[Data about app and page elements]
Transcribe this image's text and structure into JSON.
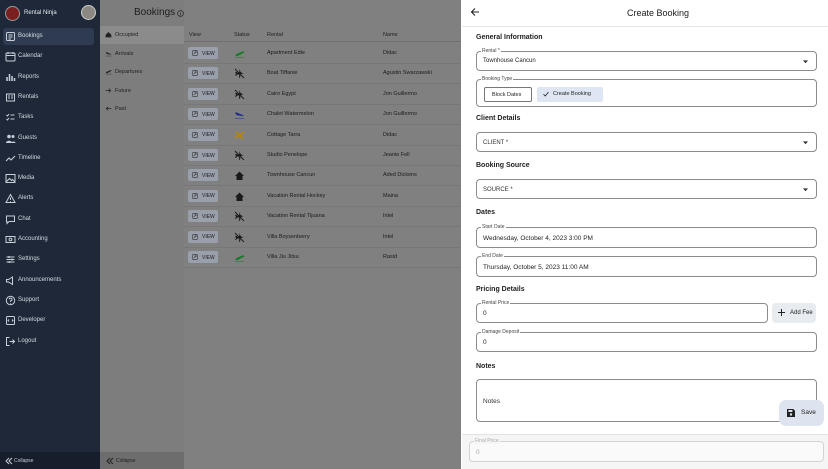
{
  "app": {
    "name": "Rental Ninja"
  },
  "nav": {
    "items": [
      {
        "label": "Bookings",
        "icon": "bookings-icon",
        "active": true
      },
      {
        "label": "Calendar",
        "icon": "calendar-icon"
      },
      {
        "label": "Reports",
        "icon": "reports-icon"
      },
      {
        "label": "Rentals",
        "icon": "rentals-icon"
      },
      {
        "label": "Tasks",
        "icon": "tasks-icon"
      },
      {
        "label": "Guests",
        "icon": "guests-icon"
      },
      {
        "label": "Timeline",
        "icon": "timeline-icon"
      },
      {
        "label": "Media",
        "icon": "media-icon"
      },
      {
        "label": "Alerts",
        "icon": "alerts-icon"
      },
      {
        "label": "Chat",
        "icon": "chat-icon"
      },
      {
        "label": "Accounting",
        "icon": "accounting-icon"
      },
      {
        "label": "Settings",
        "icon": "settings-icon"
      },
      {
        "label": "Announcements",
        "icon": "announcements-icon"
      },
      {
        "label": "Support",
        "icon": "support-icon"
      },
      {
        "label": "Developer",
        "icon": "developer-icon"
      },
      {
        "label": "Logout",
        "icon": "logout-icon"
      }
    ],
    "collapse": "Collapse"
  },
  "bookings": {
    "title": "Bookings",
    "filters": [
      {
        "label": "Occupied",
        "icon": "home-icon",
        "active": true
      },
      {
        "label": "Arrivals",
        "icon": "plane-arrival-icon"
      },
      {
        "label": "Departures",
        "icon": "plane-departure-icon"
      },
      {
        "label": "Future",
        "icon": "arrow-right-icon"
      },
      {
        "label": "Past",
        "icon": "arrow-left-icon"
      }
    ],
    "collapse": "Collapse",
    "columns": {
      "view": "View",
      "status": "Status",
      "rental": "Rental",
      "name": "Name"
    },
    "view_label": "VIEW",
    "rows": [
      {
        "status_icon": "plane-departure-icon",
        "status_color": "#1a7a2a",
        "rental": "Apartment Edie",
        "name": "Didac"
      },
      {
        "status_icon": "no-travel-icon",
        "status_color": "#1a1a1a",
        "rental": "Boat Tiffanie",
        "name": "Agustin Swarzawski"
      },
      {
        "status_icon": "no-travel-icon",
        "status_color": "#1a1a1a",
        "rental": "Cairo Egypt",
        "name": "Jon Guillermo"
      },
      {
        "status_icon": "plane-arrival-icon",
        "status_color": "#1d2e8c",
        "rental": "Chalet Watermelon",
        "name": "Jon Guillermo"
      },
      {
        "status_icon": "plane-swap-icon",
        "status_color": "#b8860b",
        "rental": "Cottage Tarra",
        "name": "Didac"
      },
      {
        "status_icon": "no-travel-icon",
        "status_color": "#1a1a1a",
        "rental": "Studio Penelope",
        "name": "Jeanie Fell"
      },
      {
        "status_icon": "house-icon",
        "status_color": "#1a1a1a",
        "rental": "Townhouse Cancun",
        "name": "Aded Dickens"
      },
      {
        "status_icon": "house-icon",
        "status_color": "#1a1a1a",
        "rental": "Vacation Rental Hockey",
        "name": "Maina"
      },
      {
        "status_icon": "no-travel-icon",
        "status_color": "#1a1a1a",
        "rental": "Vacation Rental Tijuana",
        "name": "Intel"
      },
      {
        "status_icon": "no-travel-icon",
        "status_color": "#1a1a1a",
        "rental": "Villa Boysenberry",
        "name": "Intel"
      },
      {
        "status_icon": "plane-departure-icon",
        "status_color": "#1a7a2a",
        "rental": "Villa Jiu Jitsu",
        "name": "Rasid"
      }
    ]
  },
  "drawer": {
    "title": "Create Booking",
    "general": {
      "heading": "General Information",
      "rental_label": "Rental *",
      "rental_value": "Townhouse Cancun",
      "booking_type_label": "Booking Type",
      "block_dates": "Block Dates",
      "create_booking": "Create Booking"
    },
    "client": {
      "heading": "Client Details",
      "placeholder": "CLIENT *"
    },
    "source": {
      "heading": "Booking Source",
      "placeholder": "SOURCE *"
    },
    "dates": {
      "heading": "Dates",
      "start_label": "Start Date",
      "start_value": "Wednesday, October 4, 2023 3:00 PM",
      "end_label": "End Date",
      "end_value": "Thursday, October 5, 2023 11:00 AM"
    },
    "pricing": {
      "heading": "Pricing Details",
      "rental_price_label": "Rental Price",
      "rental_price_value": "0",
      "add_fee": "Add Fee",
      "damage_deposit_label": "Damage Deposit",
      "damage_deposit_value": "0"
    },
    "notes": {
      "heading": "Notes",
      "placeholder": "Notes"
    },
    "final_price_label": "Final Price",
    "final_price_value": "0",
    "save": "Save"
  }
}
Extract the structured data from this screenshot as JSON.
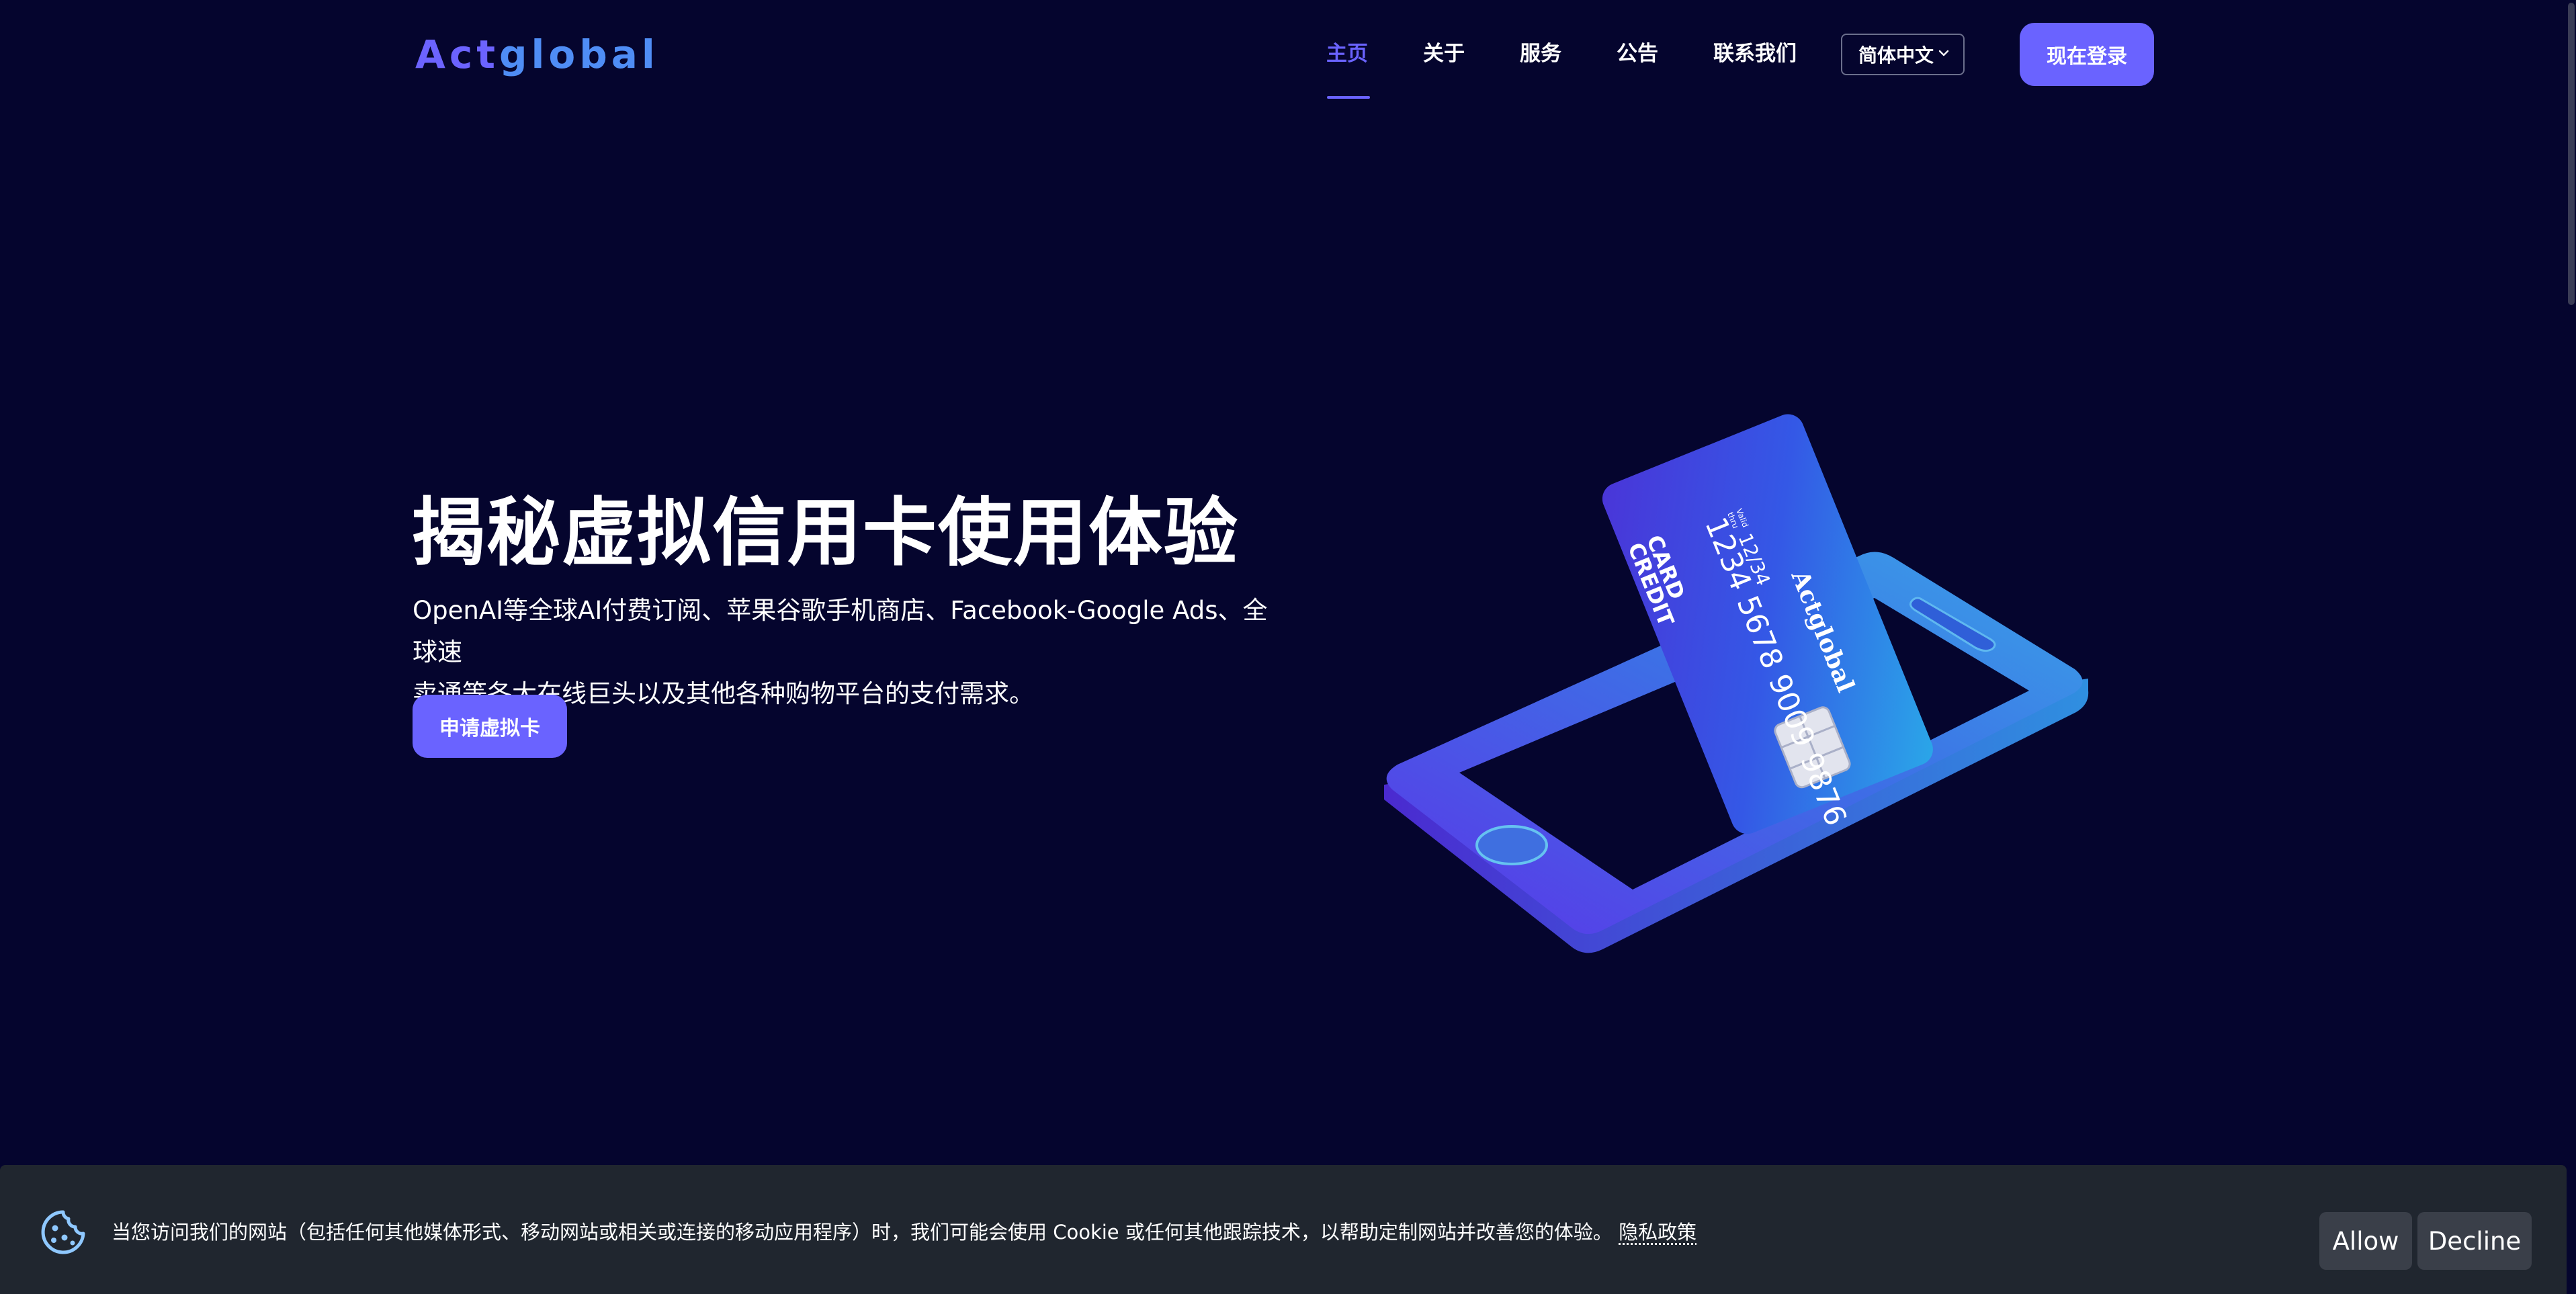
{
  "header": {
    "logo_part1": "Act",
    "logo_part2": "global",
    "nav": [
      "主页",
      "关于",
      "服务",
      "公告",
      "联系我们"
    ],
    "language": "简体中文",
    "login": "现在登录"
  },
  "hero": {
    "title": "揭秘虚拟信用卡使用体验",
    "description_line1": "OpenAI等全球AI付费订阅、苹果谷歌手机商店、Facebook-Google Ads、全球速",
    "description_line2": "卖通等各大在线巨头以及其他各种购物平台的支付需求。",
    "cta": "申请虚拟卡"
  },
  "illustration": {
    "card_title_line1": "CREDIT",
    "card_title_line2": "CARD",
    "card_number": "1234 5678 9009 9876",
    "card_expiry": "12/34",
    "card_expiry_label_line1": "Valid",
    "card_expiry_label_line2": "thru",
    "card_brand": "Actglobal"
  },
  "cookie": {
    "message": "当您访问我们的网站（包括任何其他媒体形式、移动网站或相关或连接的移动应用程序）时，我们可能会使用 Cookie 或任何其他跟踪技术，以帮助定制网站并改善您的体验。",
    "policy_link": "隐私政策",
    "allow": "Allow",
    "decline": "Decline"
  },
  "colors": {
    "background": "#05052e",
    "accent": "#6a63ff",
    "cookie_bar": "#20262f",
    "cookie_button": "#3a3f49"
  }
}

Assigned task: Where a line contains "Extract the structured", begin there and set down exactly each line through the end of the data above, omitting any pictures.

Finished exercise:
Extract the structured data from this screenshot as JSON.
{
  "header": {
    "logo_part1": "Act",
    "logo_part2": "global",
    "nav": [
      "主页",
      "关于",
      "服务",
      "公告",
      "联系我们"
    ],
    "language": "简体中文",
    "login": "现在登录"
  },
  "hero": {
    "title": "揭秘虚拟信用卡使用体验",
    "description_line1": "OpenAI等全球AI付费订阅、苹果谷歌手机商店、Facebook-Google Ads、全球速",
    "description_line2": "卖通等各大在线巨头以及其他各种购物平台的支付需求。",
    "cta": "申请虚拟卡"
  },
  "illustration": {
    "card_title_line1": "CREDIT",
    "card_title_line2": "CARD",
    "card_number": "1234 5678 9009 9876",
    "card_expiry": "12/34",
    "card_expiry_label_line1": "Valid",
    "card_expiry_label_line2": "thru",
    "card_brand": "Actglobal"
  },
  "cookie": {
    "message": "当您访问我们的网站（包括任何其他媒体形式、移动网站或相关或连接的移动应用程序）时，我们可能会使用 Cookie 或任何其他跟踪技术，以帮助定制网站并改善您的体验。",
    "policy_link": "隐私政策",
    "allow": "Allow",
    "decline": "Decline"
  },
  "colors": {
    "background": "#05052e",
    "accent": "#6a63ff",
    "cookie_bar": "#20262f",
    "cookie_button": "#3a3f49"
  }
}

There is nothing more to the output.